Wednesday, July 13, 2011

Exploring the Linkages Between Microfinance and Sustainable Tourism

Kiva values being in tune with the latest trends! Being globally and culturally aware is important to our Kiva community and we want to explore the relationship between microfinance and sustainable tourism.

A large part of sustainable tourism is maximizing benefits for the local community. This includes advancing social, economic, cultural, and environmental impacts while minimizing negative impacts. Kiva represents a real opportunity for local tourism entrepreneurs in developing countries to be a part of this industry.

As of 2008, the World Bank estimated that there were approximately 1,345 million poor people in developing countries living on $1.25 a day or less. Interesting enough, many of these developing countries also represent popular tourist destinations. How can Kiva play a more constructive role in helping alleviate poverty through tourism?

Kiva has been working with Field Partners in Mexico since 2006. According to the UN World Tourism Organization (UNWTO) list, Mexico is a country that consistently ranks top 10 in the number of tourist arrivals. As many international companies set up hotels, run tours, and offer vacation packages, local populations lose out on potential markets. Pedro Humberto is a wonderful example of Kiva’s ability to combine poverty reduction, entrepreneurial spirit and sustainable tourism.
Pedro is originally from the town of Creel in Chihuahua, Mexico. He works as a tourist guide and driver, offering trips to the beautiful tourist sites in the area. Because he knows this area very well, his clients are able to enjoy beautiful locales, eat local foods and buy local arts and crafts. Pedro’s success represents an important step towards preserving local customs through tourism in Mexico!

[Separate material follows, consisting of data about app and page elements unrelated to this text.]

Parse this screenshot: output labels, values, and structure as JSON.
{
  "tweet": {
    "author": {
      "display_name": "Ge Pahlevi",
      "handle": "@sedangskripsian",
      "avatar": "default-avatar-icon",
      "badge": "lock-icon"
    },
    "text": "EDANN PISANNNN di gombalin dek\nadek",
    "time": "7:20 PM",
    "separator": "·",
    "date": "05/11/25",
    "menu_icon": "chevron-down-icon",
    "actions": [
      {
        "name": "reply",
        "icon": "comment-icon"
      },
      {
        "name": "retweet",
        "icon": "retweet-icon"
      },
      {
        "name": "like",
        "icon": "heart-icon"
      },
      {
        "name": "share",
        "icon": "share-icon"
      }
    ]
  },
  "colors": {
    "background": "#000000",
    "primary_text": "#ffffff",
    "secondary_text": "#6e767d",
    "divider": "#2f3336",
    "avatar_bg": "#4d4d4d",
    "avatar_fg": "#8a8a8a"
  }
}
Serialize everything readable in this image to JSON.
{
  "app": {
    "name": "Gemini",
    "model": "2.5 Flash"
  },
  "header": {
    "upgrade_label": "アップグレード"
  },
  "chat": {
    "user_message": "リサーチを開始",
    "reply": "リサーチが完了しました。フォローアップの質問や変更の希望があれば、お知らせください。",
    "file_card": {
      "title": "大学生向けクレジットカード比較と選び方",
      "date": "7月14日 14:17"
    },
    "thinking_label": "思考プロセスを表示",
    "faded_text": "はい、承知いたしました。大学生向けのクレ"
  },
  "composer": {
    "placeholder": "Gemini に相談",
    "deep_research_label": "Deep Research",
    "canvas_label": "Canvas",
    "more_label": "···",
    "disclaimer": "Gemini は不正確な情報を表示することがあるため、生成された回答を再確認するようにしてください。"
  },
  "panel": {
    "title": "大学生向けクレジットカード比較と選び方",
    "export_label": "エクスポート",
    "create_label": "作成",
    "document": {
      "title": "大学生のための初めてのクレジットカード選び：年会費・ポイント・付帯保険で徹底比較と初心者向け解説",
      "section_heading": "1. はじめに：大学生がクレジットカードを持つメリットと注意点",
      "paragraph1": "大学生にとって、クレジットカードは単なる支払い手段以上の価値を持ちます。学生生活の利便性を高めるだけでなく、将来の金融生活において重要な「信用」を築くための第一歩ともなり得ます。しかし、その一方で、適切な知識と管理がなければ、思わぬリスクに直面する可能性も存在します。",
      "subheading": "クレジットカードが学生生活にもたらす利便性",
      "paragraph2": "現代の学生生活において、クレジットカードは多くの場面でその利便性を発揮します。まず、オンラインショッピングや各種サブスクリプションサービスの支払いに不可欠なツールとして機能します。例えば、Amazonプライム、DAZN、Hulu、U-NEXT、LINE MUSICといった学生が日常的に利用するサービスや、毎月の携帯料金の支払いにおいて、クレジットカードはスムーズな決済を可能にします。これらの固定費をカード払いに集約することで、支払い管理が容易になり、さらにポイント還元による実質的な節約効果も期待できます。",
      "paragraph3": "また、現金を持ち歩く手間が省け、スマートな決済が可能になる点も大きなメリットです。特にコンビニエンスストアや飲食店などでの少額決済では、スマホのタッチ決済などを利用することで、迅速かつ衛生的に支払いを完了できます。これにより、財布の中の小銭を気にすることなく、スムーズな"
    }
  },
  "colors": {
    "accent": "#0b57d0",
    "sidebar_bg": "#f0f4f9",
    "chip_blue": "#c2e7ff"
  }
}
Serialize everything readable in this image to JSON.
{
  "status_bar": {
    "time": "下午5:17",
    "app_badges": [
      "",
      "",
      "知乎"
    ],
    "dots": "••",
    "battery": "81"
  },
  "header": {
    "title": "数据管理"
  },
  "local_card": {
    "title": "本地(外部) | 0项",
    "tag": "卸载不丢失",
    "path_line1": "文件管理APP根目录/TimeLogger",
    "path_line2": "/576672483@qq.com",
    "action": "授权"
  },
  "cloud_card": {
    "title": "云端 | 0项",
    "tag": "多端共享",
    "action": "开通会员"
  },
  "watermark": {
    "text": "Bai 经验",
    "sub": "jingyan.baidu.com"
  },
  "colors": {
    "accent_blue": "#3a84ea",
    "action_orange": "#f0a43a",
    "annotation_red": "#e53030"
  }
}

There are more complex issues embedded in sustainable tourism including environmental impact, wildlife biodiversity, cultural heritage, equitable hiring, etc. Nevertheless, many of these more in-depth topics are implemented by national parks and taught in professional tourism courses.
These two Kiva’s borrowers, Roxanne and IsaĆ­, represent the successful linkages between tourism and microfinance! Roxanne is from Cusco, Peru and is pursuing a professional degree in tourism and is also taking English courses. IsaĆ­ Venegas Guevara is one of the best tour guides in the Corcovado National Park located in Puntarenas, Costa Rica. Both of these young entrepreneurs are the future of the sustainable tourism industry.

Many of Kiva’s Field Partners work with borrowers looking to start or maintain a tourism-related business. By lending to these borrowers, a loan through Kiva can help the tourism industry stay local!